*** Material for this task ***
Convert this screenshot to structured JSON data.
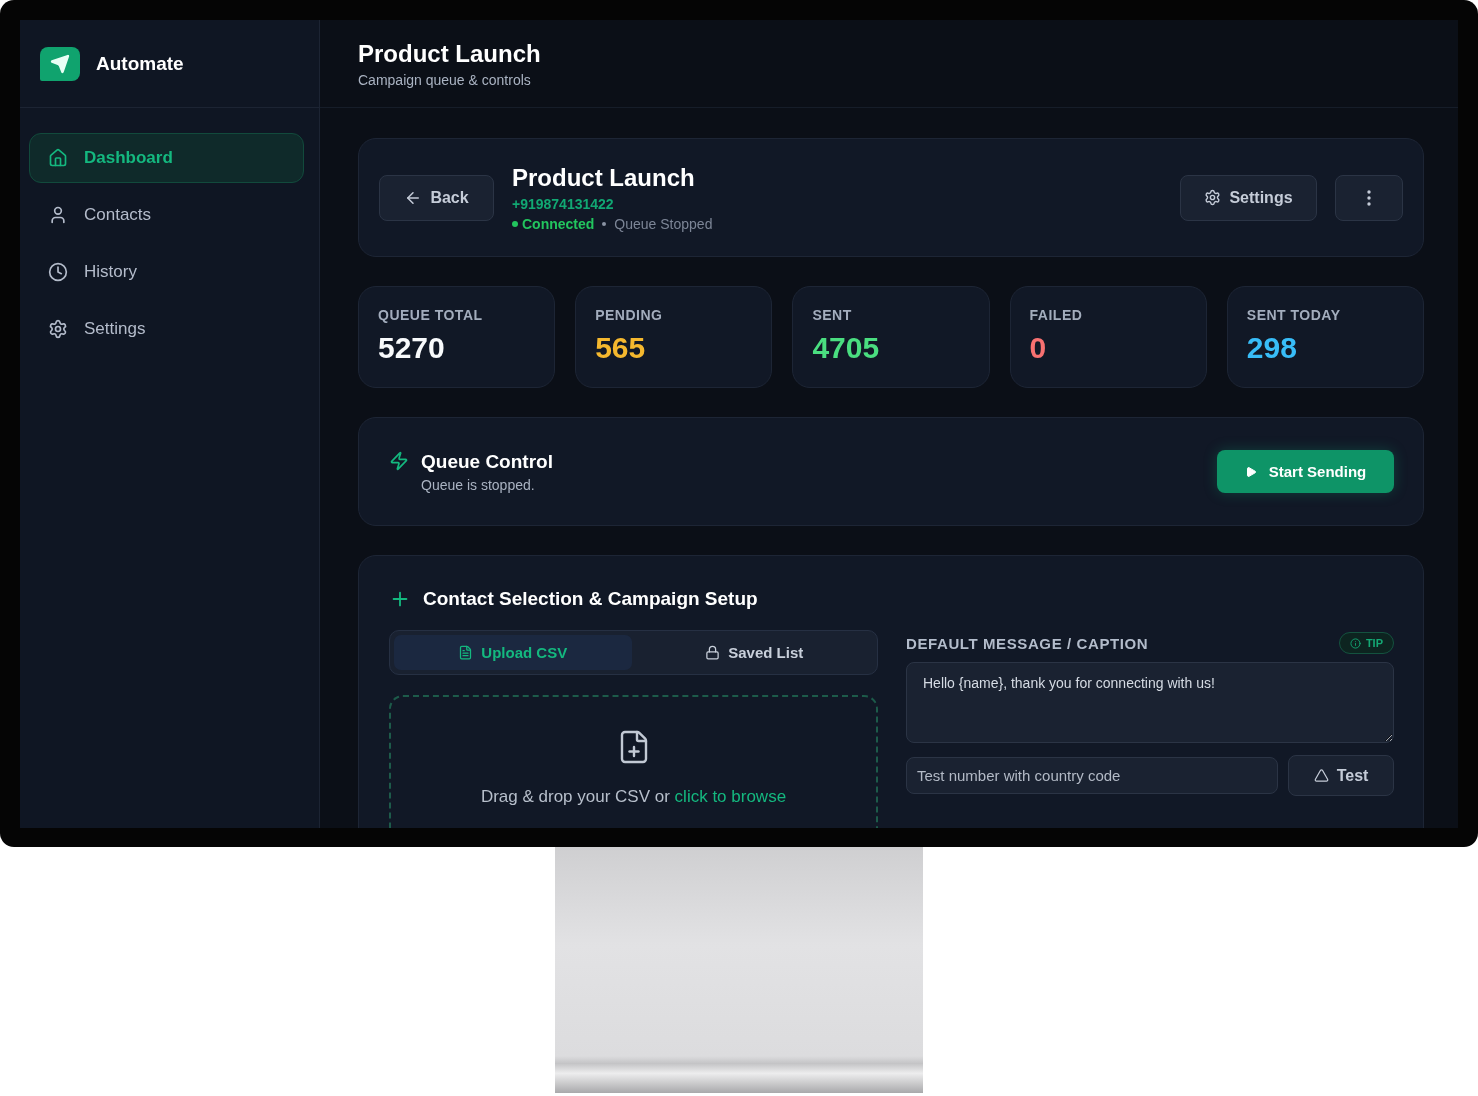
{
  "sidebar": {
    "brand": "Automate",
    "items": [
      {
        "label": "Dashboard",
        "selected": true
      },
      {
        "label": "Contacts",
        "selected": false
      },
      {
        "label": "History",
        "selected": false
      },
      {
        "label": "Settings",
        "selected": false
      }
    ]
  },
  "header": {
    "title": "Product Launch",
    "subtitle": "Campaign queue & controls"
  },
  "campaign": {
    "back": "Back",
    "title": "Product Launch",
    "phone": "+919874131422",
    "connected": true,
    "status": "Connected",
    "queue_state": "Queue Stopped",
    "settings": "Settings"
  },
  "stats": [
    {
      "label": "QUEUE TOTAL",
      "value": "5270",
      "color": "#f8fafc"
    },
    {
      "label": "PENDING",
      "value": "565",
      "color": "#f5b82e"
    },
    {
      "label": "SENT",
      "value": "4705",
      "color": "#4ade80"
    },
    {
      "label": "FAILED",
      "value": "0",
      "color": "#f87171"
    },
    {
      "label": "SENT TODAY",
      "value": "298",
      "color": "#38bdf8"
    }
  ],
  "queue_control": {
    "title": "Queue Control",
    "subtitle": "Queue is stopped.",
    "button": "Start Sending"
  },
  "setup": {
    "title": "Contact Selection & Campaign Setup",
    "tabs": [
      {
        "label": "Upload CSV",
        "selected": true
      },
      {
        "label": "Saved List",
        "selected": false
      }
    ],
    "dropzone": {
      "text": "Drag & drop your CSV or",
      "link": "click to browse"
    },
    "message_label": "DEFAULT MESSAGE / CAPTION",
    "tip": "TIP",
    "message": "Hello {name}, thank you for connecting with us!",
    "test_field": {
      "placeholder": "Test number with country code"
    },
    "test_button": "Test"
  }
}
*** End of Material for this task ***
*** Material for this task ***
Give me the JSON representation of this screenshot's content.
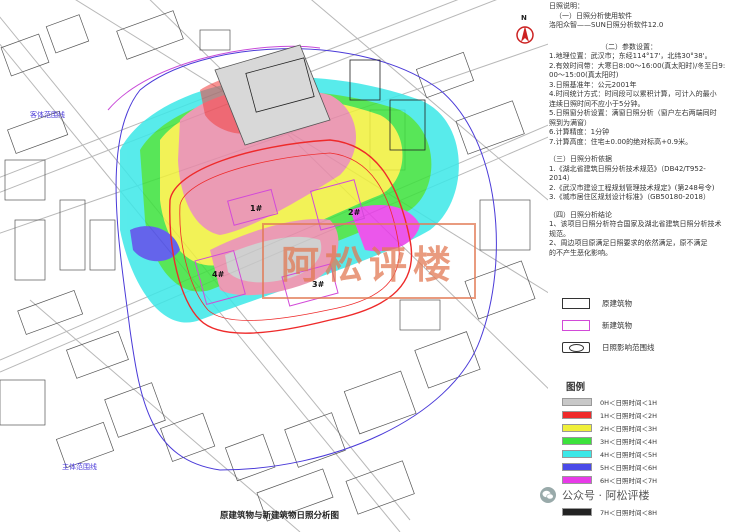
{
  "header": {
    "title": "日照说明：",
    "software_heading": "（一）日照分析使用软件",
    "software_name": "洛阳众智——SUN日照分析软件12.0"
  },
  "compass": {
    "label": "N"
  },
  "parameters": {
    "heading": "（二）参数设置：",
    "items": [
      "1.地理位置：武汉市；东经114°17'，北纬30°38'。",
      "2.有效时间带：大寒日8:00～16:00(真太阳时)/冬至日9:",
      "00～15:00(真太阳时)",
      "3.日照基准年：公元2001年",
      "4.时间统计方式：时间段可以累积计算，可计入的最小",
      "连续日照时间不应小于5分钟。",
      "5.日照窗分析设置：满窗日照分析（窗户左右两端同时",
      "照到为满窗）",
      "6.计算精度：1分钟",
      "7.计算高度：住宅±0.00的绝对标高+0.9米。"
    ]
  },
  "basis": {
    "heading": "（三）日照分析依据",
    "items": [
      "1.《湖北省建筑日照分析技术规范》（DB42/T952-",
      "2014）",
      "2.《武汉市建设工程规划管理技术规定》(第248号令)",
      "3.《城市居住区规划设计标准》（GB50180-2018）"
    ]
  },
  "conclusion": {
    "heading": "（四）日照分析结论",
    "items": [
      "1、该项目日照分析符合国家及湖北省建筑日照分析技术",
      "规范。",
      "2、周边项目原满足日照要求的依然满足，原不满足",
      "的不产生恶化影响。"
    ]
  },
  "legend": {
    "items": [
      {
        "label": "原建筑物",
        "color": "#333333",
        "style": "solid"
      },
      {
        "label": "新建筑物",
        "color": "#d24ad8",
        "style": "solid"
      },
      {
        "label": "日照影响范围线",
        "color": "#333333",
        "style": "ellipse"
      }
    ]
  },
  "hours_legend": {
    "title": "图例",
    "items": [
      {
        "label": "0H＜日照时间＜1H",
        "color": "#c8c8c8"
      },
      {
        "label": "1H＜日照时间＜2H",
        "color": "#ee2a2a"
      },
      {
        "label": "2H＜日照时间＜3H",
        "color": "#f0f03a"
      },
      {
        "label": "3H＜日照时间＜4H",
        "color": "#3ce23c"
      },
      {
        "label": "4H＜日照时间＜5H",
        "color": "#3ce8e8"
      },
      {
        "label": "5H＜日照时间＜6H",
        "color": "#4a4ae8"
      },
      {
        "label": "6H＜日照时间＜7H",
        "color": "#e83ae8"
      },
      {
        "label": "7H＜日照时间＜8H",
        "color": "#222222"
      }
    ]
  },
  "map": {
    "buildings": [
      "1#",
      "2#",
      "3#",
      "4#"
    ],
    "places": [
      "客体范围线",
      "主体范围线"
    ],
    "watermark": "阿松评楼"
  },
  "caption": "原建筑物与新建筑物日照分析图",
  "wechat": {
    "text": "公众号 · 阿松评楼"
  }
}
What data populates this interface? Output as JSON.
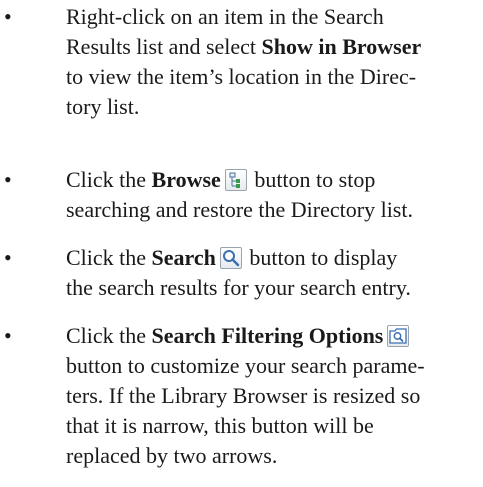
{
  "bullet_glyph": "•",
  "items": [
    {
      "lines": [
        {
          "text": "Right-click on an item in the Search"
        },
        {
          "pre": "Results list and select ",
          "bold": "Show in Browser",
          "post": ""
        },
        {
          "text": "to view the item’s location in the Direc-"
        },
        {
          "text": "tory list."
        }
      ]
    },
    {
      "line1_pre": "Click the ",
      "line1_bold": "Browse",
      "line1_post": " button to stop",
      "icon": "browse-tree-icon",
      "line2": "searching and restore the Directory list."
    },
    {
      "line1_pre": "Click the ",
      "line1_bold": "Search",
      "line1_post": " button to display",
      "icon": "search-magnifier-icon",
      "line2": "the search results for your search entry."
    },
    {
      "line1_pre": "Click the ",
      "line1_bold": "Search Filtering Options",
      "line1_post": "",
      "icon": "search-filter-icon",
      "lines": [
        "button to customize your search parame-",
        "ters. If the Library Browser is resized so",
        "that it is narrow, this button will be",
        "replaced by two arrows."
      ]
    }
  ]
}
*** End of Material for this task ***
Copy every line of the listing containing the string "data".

→ **Result of this exercise**:
Convert this screenshot to structured JSON data.
What data populates this interface? Output as JSON.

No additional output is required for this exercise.